Public Health Relevance

Prostate cancer is the second leading cause of deaths due to cancer in men in the US. The PTEN gene is a frequently mutated tumor suppressor, and deletions or mutation in PTEN are observed in 30% of primary human prostate cancers, as well as more than 60% of prostate metastases. We will generate novel transgenic prostate cancer models that test the role of the PTEN signaling pathway in prostate cancer progression, and analyze prostate tumor progression in vivo.

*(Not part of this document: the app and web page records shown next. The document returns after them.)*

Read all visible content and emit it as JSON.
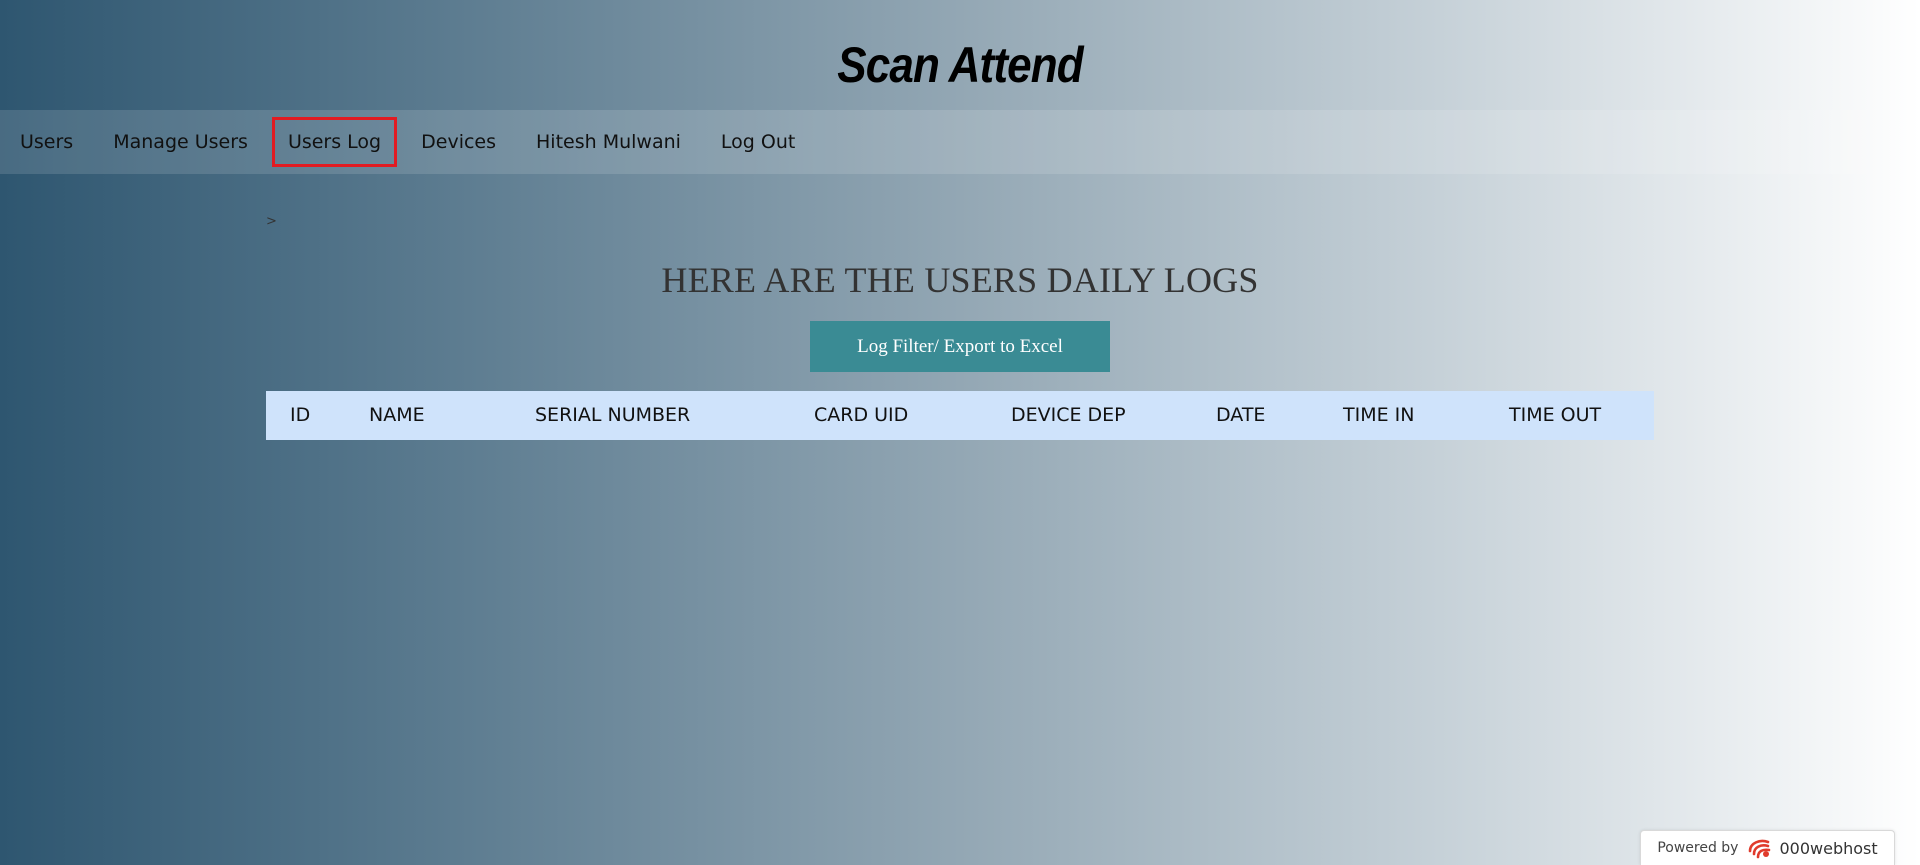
{
  "app": {
    "title": "Scan Attend"
  },
  "nav": {
    "items": [
      {
        "label": "Users",
        "active": false
      },
      {
        "label": "Manage Users",
        "active": false
      },
      {
        "label": "Users Log",
        "active": true
      },
      {
        "label": "Devices",
        "active": false
      },
      {
        "label": "Hitesh Mulwani",
        "active": false
      },
      {
        "label": "Log Out",
        "active": false
      }
    ]
  },
  "breadcrumb": {
    "text": ">"
  },
  "main": {
    "heading": "HERE ARE THE USERS DAILY LOGS",
    "filter_button_label": "Log Filter/ Export to Excel",
    "table": {
      "columns": [
        "ID",
        "NAME",
        "SERIAL NUMBER",
        "CARD UID",
        "DEVICE DEP",
        "DATE",
        "TIME IN",
        "TIME OUT"
      ],
      "rows": []
    }
  },
  "footer": {
    "powered_by": "Powered by",
    "host_name": "000webhost"
  },
  "colors": {
    "active_outline": "#e21b22",
    "button_bg": "#3a8b94",
    "table_header_bg": "#cfe3fb"
  }
}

National Institute of Health (NIH)
National Cancer Institute (NCI)
Research Program Projects (P01)
Project #
Application #
Study Section
Special Emphasis Panel (ZCA1)
Project Start
Project End
Budget Start
Budget End
Support Year
Fiscal Year
Total Cost
Indirect Cost
University of Virginia
United States
Zip Code
Kuscu, Canan; Kumar, Pankaj; Kiran, Manjari et al. (2018) tRNA fragments (tRFs) guide Ago to regulate gene expression post-transcriptionally in a Dicer-independent manner. RNA 24:1093-1105
Hao, Yi; Bjerke, Glen A; Pietrzak, Karolina et al. (2018) TGF? signaling limits lineage plasticity in prostate cancer. PLoS Genet 14:e1007409
Yang, Chun-Song; Melhuish, Tiffany A; Spencer, Adam et al. (2017) The protein kinase C super-family member PKN is regulated by mTOR and influences differentiation during prostate cancer progression. Prostate 77:1452-1467
Kumar, Pankaj; Kuscu, Canan; Dutta, Anindya (2016) Biogenesis and Function of Transfer RNA-Related Fragments (tRFs). Trends Biochem Sci 41:679-689
Agarwal, Neeraj; Dancik, Garrett M; Goodspeed, Andrew et al. (2016) GON4L Drives Cancer Growth through a YY1-Androgen Receptor-CD24 Axis. Cancer Res 76:5175-85
Reon, Brian J; Dutta, Anindya (2016) Biological Processes Discovered by High-Throughput Sequencing. Am J Pathol 186:722-32
Sakurai, Kouhei; Reon, Brian J; Anaya, Jordan et al. (2015) The lncRNA DRAIC/PCAT29 Locus Constitutes a Tumor-Suppressive Nexus. Mol Cancer Res 13:828-38
Dillon, Laura W; Kumar, Pankaj; Shibata, Yoshiyuki et al. (2015) Production of Extrachromosomal MicroDNAs Is Linked to Mismatch Repair Pathways and Transcriptional Activity. Cell Rep 11:1749-59
Kumar, Pankaj; Mudunuri, Suresh B; Anaya, Jordan et al. (2015) tRFdb: a database for transfer RNA fragments. Nucleic Acids Res 43:D141-5
Earl, Julie; Rico, Daniel; Carrillo-de-Santa-Pau, Enrique et al. (2015) The UBC-40 Urothelial Bladder Cancer cell line index: a genomic resource for functional studies. BMC Genomics 16:403

Showing the most recent 10 out of 62 publications